The AcidBox malware is a threat that appears to have been active for two years approximately. However, cybersecurity researchers have spotted this threat only in June 2020. This is likely due to the low infection rate of the AcidBox threat. This malware appears to go after certain known vulnerabilities in VirtualBox software. Vulnerabilities in sandbox environments tend only to be targeted by high-profile cybercrime organizations such as the Turla APT (Advanced Persistent Threat).
After dissecting the AcidBox malware, security researchers have concluded that it is unlikely that this threat is created by the Turla APT, despite the fact that this hacking group is utilizing the same VirtualBox software vulnerabilities. However, the AcidBox malware is very likely developed by another APT, as all clues point towards a very experienced group of individuals.

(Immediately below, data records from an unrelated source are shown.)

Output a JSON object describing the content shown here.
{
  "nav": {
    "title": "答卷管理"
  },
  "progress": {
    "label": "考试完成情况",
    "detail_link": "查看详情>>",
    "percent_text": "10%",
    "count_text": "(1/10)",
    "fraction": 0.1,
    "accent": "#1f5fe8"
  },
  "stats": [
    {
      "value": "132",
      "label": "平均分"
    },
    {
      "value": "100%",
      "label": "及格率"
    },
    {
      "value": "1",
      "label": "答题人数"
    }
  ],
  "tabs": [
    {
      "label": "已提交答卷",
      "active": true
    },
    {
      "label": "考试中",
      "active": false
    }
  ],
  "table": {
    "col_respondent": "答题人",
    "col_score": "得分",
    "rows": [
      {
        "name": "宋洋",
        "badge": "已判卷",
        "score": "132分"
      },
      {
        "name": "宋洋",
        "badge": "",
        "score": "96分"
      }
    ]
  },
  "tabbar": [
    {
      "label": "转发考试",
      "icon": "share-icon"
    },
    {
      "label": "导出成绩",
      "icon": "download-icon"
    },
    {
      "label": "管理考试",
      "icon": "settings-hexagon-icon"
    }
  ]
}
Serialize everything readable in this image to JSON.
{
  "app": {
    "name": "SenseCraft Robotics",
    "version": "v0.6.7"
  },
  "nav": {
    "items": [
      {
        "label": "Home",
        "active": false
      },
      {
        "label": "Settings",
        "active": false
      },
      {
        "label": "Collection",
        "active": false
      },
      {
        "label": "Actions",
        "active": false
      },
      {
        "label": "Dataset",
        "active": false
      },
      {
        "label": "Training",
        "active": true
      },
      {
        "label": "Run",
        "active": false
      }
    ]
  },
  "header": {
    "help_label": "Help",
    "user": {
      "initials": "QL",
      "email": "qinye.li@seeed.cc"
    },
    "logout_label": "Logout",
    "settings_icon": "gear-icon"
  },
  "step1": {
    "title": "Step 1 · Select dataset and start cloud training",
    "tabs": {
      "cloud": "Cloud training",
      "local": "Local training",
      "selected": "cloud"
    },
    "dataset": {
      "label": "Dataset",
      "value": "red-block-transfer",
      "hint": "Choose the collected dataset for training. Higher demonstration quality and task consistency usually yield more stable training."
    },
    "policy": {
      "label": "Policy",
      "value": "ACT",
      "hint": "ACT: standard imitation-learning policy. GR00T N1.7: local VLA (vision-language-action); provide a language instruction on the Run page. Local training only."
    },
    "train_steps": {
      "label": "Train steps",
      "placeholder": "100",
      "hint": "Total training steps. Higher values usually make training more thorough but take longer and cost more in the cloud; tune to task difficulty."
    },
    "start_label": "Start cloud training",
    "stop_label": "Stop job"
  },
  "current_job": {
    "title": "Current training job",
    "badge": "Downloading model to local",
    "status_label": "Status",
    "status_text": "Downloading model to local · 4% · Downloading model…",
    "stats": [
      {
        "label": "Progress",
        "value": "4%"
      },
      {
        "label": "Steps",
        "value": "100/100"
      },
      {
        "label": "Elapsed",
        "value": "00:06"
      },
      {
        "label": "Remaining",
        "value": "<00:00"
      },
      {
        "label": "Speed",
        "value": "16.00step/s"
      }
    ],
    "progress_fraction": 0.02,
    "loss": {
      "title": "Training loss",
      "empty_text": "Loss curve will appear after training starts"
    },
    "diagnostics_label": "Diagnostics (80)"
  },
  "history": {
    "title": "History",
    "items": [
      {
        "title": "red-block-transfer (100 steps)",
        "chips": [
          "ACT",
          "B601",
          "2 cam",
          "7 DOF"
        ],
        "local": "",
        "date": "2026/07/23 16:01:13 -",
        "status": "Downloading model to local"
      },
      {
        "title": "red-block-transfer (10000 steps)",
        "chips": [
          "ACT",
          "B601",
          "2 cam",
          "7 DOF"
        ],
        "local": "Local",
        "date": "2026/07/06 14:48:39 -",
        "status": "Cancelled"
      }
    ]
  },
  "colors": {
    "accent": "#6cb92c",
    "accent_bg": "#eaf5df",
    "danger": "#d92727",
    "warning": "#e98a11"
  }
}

The AcidBox threat is a very stealthy piece of malware – it managed to remain under the radars of cybersecurity researchers for two years. Once the AcidBox threat infects a targeted system, it would load new modules and unload old ones periodically. This way, the AcidBox threat maintains flexibility, which allows it to serve different purposes depending on the needs of its operators. Malware experts have been unable to gather sufficient data regarding the full capabilities of the AcidBox threat due to its modular structure. However, it is perfectly clear that the AcidBox malware is a highly potent threat that can be modified to serve a variety of nefarious purposes.
Despite the low infection rate, the AcidBox threat should not be underestimated. It is likely that the authors of the AcidBox malware are planning on expanding their reach and launching a mass-scale campaign at some point in the future.